» **Your objective**: Drop every picture, then print the rest of the listing exactly as given.

[[ Data for the task open ]]

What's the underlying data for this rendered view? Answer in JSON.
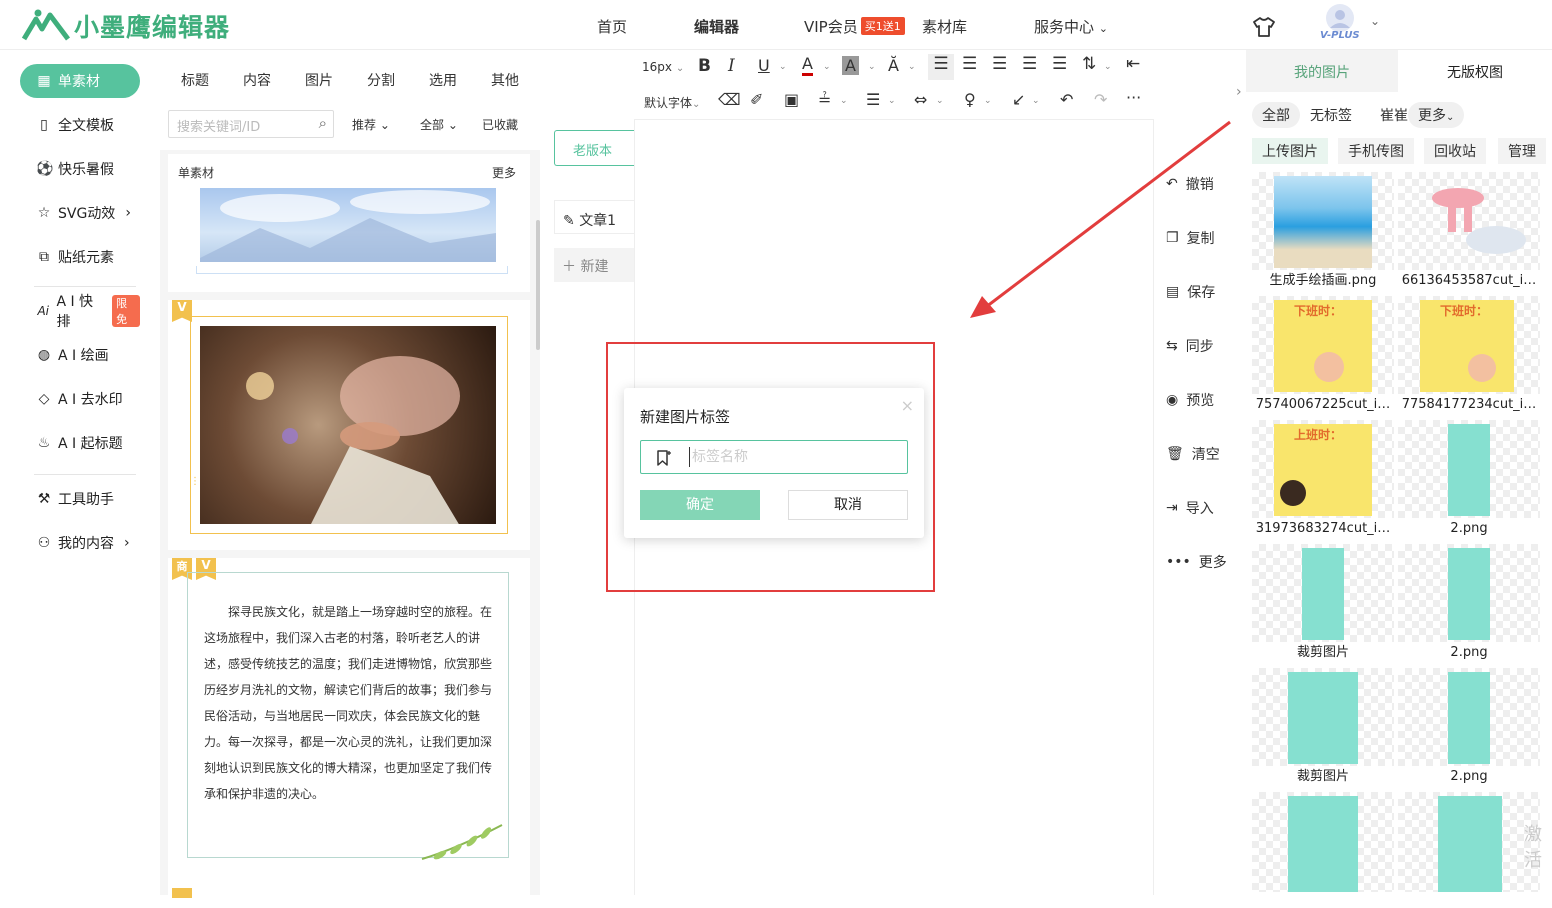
{
  "header": {
    "logo_text": "小墨鹰编辑器",
    "nav": [
      "首页",
      "编辑器",
      "VIP会员",
      "素材库",
      "服务中心"
    ],
    "vip_badge": "买1送1",
    "vplus": "V-PLUS"
  },
  "leftnav": {
    "items": [
      {
        "label": "单素材",
        "icon": "grid-icon"
      },
      {
        "label": "全文模板",
        "icon": "template-icon"
      },
      {
        "label": "快乐暑假",
        "icon": "ball-icon"
      },
      {
        "label": "SVG动效",
        "icon": "star-icon"
      },
      {
        "label": "贴纸元素",
        "icon": "puzzle-icon"
      },
      {
        "label": "A I 快排",
        "icon": "ai-icon"
      },
      {
        "label": "A I 绘画",
        "icon": "palette-icon"
      },
      {
        "label": "A I 去水印",
        "icon": "drop-icon"
      },
      {
        "label": "A I 起标题",
        "icon": "flame-icon"
      },
      {
        "label": "工具助手",
        "icon": "tool-icon"
      },
      {
        "label": "我的内容",
        "icon": "user-icon"
      }
    ],
    "limit_badge": "限免"
  },
  "materials": {
    "tabs": [
      "标题",
      "内容",
      "图片",
      "分割",
      "选用",
      "其他"
    ],
    "search_placeholder": "搜索关键词/ID",
    "filter_recommend": "推荐",
    "filter_all": "全部",
    "collected": "已收藏",
    "section_title": "单素材",
    "more": "更多",
    "badge_v": "V",
    "badge_shang": "商",
    "article_text": "探寻民族文化，就是踏上一场穿越时空的旅程。在这场旅程中，我们深入古老的村落，聆听老艺人的讲述，感受传统技艺的温度；我们走进博物馆，欣赏那些历经岁月洗礼的文物，解读它们背后的故事；我们参与民俗活动，与当地居民一同欢庆，体会民族文化的魅力。每一次探寻，都是一次心灵的洗礼，让我们更加深刻地认识到民族文化的博大精深，也更加坚定了我们传承和保护非遗的决心。"
  },
  "middle": {
    "old_version": "老版本",
    "article": "文章1",
    "new": "新建"
  },
  "toolbar": {
    "font_size": "16px",
    "font_family": "默认字体"
  },
  "actions": [
    "撤销",
    "复制",
    "保存",
    "同步",
    "预览",
    "清空",
    "导入",
    "更多"
  ],
  "rpanel": {
    "tabs": [
      "我的图片",
      "无版权图"
    ],
    "filters": [
      "全部",
      "无标签",
      "崔崔",
      "更多"
    ],
    "buttons": [
      "上传图片",
      "手机传图",
      "回收站",
      "管理"
    ],
    "images": [
      {
        "caption": "生成手绘插画.png"
      },
      {
        "caption": "66136453587cut_i…"
      },
      {
        "caption": "75740067225cut_i…"
      },
      {
        "caption": "77584177234cut_i…"
      },
      {
        "caption": "31973683274cut_i…"
      },
      {
        "caption": "2.png"
      },
      {
        "caption": "裁剪图片"
      },
      {
        "caption": "2.png"
      },
      {
        "caption": "裁剪图片"
      },
      {
        "caption": "2.png"
      },
      {
        "caption": ""
      },
      {
        "caption": ""
      }
    ],
    "poster_title_off": "下班时：",
    "poster_title_on": "上班时：",
    "watermark": "激活"
  },
  "dialog": {
    "title": "新建图片标签",
    "close": "×",
    "placeholder": "标签名称",
    "value": "",
    "ok": "确定",
    "cancel": "取消"
  }
}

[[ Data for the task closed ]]

» **Solution for this exercise**:
What's the underlying data for this rendered view? Answer in JSON.
{
  "header": {
    "logo_text": "小墨鹰编辑器",
    "nav": [
      "首页",
      "编辑器",
      "VIP会员",
      "素材库",
      "服务中心"
    ],
    "vip_badge": "买1送1",
    "vplus": "V-PLUS"
  },
  "leftnav": {
    "items": [
      {
        "label": "单素材",
        "icon": "grid-icon"
      },
      {
        "label": "全文模板",
        "icon": "template-icon"
      },
      {
        "label": "快乐暑假",
        "icon": "ball-icon"
      },
      {
        "label": "SVG动效",
        "icon": "star-icon"
      },
      {
        "label": "贴纸元素",
        "icon": "puzzle-icon"
      },
      {
        "label": "A I 快排",
        "icon": "ai-icon"
      },
      {
        "label": "A I 绘画",
        "icon": "palette-icon"
      },
      {
        "label": "A I 去水印",
        "icon": "drop-icon"
      },
      {
        "label": "A I 起标题",
        "icon": "flame-icon"
      },
      {
        "label": "工具助手",
        "icon": "tool-icon"
      },
      {
        "label": "我的内容",
        "icon": "user-icon"
      }
    ],
    "limit_badge": "限免"
  },
  "materials": {
    "tabs": [
      "标题",
      "内容",
      "图片",
      "分割",
      "选用",
      "其他"
    ],
    "search_placeholder": "搜索关键词/ID",
    "filter_recommend": "推荐",
    "filter_all": "全部",
    "collected": "已收藏",
    "section_title": "单素材",
    "more": "更多",
    "badge_v": "V",
    "badge_shang": "商",
    "article_text": "探寻民族文化，就是踏上一场穿越时空的旅程。在这场旅程中，我们深入古老的村落，聆听老艺人的讲述，感受传统技艺的温度；我们走进博物馆，欣赏那些历经岁月洗礼的文物，解读它们背后的故事；我们参与民俗活动，与当地居民一同欢庆，体会民族文化的魅力。每一次探寻，都是一次心灵的洗礼，让我们更加深刻地认识到民族文化的博大精深，也更加坚定了我们传承和保护非遗的决心。"
  },
  "middle": {
    "old_version": "老版本",
    "article": "文章1",
    "new": "新建"
  },
  "toolbar": {
    "font_size": "16px",
    "font_family": "默认字体"
  },
  "actions": [
    "撤销",
    "复制",
    "保存",
    "同步",
    "预览",
    "清空",
    "导入",
    "更多"
  ],
  "rpanel": {
    "tabs": [
      "我的图片",
      "无版权图"
    ],
    "filters": [
      "全部",
      "无标签",
      "崔崔",
      "更多"
    ],
    "buttons": [
      "上传图片",
      "手机传图",
      "回收站",
      "管理"
    ],
    "images": [
      {
        "caption": "生成手绘插画.png"
      },
      {
        "caption": "66136453587cut_i…"
      },
      {
        "caption": "75740067225cut_i…"
      },
      {
        "caption": "77584177234cut_i…"
      },
      {
        "caption": "31973683274cut_i…"
      },
      {
        "caption": "2.png"
      },
      {
        "caption": "裁剪图片"
      },
      {
        "caption": "2.png"
      },
      {
        "caption": "裁剪图片"
      },
      {
        "caption": "2.png"
      },
      {
        "caption": ""
      },
      {
        "caption": ""
      }
    ],
    "poster_title_off": "下班时：",
    "poster_title_on": "上班时：",
    "watermark": "激活"
  },
  "dialog": {
    "title": "新建图片标签",
    "close": "×",
    "placeholder": "标签名称",
    "value": "",
    "ok": "确定",
    "cancel": "取消"
  }
}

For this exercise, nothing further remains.